== Problem statement ==
Examine the material below and count the lines that hold the word "this". Report only the number.

Information START

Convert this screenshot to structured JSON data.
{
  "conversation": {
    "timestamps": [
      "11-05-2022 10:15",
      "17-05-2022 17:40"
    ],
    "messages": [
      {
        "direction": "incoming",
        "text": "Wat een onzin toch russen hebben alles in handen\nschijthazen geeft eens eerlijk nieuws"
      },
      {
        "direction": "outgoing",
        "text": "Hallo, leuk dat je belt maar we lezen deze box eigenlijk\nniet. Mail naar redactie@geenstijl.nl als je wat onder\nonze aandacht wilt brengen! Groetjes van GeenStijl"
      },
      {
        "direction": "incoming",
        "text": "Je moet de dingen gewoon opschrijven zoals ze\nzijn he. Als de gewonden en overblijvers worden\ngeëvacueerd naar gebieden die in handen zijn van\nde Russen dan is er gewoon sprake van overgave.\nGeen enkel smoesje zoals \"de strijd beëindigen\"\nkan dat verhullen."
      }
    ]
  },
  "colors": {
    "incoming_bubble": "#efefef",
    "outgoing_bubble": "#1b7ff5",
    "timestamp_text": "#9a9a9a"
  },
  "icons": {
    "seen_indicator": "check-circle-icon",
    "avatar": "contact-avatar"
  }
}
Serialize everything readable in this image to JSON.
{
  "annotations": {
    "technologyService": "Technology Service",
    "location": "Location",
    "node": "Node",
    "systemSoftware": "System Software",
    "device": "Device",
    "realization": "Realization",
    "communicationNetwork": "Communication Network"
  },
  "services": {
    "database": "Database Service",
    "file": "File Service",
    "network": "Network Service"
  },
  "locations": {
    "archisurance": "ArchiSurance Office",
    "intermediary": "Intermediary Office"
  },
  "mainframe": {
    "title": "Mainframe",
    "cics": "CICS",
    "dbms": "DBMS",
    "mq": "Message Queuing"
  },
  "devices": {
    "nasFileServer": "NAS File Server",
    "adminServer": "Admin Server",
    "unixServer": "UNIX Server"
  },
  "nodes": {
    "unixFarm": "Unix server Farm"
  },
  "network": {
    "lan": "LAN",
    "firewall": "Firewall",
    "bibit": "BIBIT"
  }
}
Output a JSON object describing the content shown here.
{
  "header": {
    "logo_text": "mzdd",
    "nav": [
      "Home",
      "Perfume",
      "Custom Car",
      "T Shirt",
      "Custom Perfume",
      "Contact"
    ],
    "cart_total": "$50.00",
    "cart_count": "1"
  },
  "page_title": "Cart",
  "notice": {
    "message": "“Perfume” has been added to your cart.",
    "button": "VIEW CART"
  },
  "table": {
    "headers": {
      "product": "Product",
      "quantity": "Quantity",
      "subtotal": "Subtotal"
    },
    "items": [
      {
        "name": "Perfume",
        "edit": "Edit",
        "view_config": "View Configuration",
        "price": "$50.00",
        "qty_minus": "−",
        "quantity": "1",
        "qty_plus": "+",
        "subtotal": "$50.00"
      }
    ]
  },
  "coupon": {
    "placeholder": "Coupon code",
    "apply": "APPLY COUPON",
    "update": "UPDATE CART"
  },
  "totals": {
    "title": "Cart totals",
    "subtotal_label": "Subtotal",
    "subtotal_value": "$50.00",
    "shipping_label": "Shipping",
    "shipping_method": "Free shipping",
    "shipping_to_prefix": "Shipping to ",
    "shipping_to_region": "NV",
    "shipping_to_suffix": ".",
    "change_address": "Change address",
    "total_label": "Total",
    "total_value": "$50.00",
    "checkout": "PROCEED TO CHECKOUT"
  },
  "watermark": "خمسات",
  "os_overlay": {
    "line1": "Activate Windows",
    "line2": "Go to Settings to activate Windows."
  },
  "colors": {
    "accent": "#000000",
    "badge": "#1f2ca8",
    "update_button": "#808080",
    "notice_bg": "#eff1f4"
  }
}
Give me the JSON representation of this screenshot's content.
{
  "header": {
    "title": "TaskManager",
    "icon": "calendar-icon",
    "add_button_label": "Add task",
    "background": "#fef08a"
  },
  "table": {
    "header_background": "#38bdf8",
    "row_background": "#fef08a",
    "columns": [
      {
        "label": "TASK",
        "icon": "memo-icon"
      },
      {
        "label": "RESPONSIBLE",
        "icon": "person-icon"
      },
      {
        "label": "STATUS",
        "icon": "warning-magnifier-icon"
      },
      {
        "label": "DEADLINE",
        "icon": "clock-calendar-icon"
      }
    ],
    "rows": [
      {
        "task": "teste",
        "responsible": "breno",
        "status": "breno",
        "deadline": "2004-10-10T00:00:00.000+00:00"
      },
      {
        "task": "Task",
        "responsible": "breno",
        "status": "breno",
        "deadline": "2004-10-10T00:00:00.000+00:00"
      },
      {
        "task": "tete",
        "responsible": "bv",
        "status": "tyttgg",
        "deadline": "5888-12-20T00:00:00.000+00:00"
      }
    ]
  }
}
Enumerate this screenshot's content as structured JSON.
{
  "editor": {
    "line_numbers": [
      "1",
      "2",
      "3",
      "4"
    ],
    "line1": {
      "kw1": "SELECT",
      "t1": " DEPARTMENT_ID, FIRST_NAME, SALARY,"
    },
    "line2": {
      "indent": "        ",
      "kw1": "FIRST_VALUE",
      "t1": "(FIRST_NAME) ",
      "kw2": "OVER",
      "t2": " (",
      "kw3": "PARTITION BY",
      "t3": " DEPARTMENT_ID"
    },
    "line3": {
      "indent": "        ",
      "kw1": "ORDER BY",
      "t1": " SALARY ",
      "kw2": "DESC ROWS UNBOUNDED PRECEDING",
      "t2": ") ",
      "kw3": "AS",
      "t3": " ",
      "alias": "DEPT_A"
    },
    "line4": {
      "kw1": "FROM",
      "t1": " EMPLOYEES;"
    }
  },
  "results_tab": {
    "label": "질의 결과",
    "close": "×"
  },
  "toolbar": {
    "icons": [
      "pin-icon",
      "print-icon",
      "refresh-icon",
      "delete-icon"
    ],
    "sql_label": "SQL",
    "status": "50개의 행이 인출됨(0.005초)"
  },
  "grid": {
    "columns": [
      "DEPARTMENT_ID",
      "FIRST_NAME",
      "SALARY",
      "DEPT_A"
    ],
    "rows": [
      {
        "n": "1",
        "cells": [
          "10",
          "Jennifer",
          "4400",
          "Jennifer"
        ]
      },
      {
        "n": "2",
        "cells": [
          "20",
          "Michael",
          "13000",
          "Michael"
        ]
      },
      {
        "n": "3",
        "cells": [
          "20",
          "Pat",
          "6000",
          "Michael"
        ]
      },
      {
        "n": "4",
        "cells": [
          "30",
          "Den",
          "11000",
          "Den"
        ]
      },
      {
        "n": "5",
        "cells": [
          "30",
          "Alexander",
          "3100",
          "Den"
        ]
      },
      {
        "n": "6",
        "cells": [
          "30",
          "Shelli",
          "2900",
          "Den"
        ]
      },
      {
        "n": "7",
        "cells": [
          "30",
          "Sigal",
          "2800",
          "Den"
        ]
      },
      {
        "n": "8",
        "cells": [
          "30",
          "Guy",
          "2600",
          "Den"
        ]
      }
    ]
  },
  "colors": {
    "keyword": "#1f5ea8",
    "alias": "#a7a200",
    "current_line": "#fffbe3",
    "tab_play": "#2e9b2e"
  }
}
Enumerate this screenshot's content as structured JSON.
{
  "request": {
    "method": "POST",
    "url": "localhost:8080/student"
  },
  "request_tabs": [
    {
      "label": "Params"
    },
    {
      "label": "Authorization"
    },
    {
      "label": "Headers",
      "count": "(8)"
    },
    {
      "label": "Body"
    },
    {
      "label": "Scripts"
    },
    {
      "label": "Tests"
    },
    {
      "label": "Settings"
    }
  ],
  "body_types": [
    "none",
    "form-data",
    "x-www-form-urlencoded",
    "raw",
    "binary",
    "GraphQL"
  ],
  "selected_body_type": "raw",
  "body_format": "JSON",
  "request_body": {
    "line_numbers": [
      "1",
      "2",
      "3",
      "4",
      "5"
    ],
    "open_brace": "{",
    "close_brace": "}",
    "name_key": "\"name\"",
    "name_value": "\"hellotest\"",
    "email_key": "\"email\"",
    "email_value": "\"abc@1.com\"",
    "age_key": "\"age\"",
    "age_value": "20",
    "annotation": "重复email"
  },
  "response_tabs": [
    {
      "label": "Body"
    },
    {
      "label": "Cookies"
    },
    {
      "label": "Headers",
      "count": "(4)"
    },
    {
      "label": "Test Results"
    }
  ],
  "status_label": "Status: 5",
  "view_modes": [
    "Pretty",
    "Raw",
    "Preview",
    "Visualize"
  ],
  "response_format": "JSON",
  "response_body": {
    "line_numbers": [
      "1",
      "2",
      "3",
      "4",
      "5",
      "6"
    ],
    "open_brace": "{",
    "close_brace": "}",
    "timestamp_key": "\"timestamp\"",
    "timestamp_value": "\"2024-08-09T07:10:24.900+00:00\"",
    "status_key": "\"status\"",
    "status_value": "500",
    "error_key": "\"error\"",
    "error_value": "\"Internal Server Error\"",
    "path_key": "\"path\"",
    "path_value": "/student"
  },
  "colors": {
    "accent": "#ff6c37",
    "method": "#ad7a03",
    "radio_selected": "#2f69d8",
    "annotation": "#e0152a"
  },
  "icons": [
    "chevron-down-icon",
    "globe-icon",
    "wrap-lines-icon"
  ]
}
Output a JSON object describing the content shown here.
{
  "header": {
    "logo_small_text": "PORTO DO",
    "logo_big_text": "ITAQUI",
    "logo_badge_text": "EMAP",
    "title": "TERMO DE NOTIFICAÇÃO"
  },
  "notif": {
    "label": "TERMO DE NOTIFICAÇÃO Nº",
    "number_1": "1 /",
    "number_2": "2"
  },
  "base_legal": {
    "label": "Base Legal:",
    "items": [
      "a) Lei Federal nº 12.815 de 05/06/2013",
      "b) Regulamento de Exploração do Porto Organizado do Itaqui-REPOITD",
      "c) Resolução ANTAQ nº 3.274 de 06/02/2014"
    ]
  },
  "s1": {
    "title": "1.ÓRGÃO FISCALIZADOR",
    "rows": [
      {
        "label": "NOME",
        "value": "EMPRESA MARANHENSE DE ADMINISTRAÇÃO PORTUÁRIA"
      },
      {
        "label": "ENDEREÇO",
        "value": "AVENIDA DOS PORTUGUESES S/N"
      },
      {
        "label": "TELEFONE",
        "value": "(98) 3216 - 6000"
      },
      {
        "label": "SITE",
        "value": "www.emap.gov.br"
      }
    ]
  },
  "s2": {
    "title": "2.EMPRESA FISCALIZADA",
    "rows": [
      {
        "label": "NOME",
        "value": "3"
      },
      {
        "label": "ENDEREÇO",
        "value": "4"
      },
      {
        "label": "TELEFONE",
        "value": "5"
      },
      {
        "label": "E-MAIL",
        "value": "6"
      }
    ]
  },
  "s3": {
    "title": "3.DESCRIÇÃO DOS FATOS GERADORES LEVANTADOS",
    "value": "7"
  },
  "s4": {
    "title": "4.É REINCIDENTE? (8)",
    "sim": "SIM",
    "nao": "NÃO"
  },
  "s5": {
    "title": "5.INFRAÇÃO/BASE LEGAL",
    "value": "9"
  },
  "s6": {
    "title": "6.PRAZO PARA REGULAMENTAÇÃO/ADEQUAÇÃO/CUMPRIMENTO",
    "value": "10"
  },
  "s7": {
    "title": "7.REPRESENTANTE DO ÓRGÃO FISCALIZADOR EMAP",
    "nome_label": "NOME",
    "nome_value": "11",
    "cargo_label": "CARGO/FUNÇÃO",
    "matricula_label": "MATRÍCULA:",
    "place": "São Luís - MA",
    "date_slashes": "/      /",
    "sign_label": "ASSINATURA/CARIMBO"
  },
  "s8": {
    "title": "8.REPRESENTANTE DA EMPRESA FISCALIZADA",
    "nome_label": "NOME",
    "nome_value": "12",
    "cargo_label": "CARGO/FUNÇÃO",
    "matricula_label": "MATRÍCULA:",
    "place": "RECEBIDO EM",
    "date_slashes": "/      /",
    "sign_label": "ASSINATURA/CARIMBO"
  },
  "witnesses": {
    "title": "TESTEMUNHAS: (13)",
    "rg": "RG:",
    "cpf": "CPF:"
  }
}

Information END

== Completed task ==
5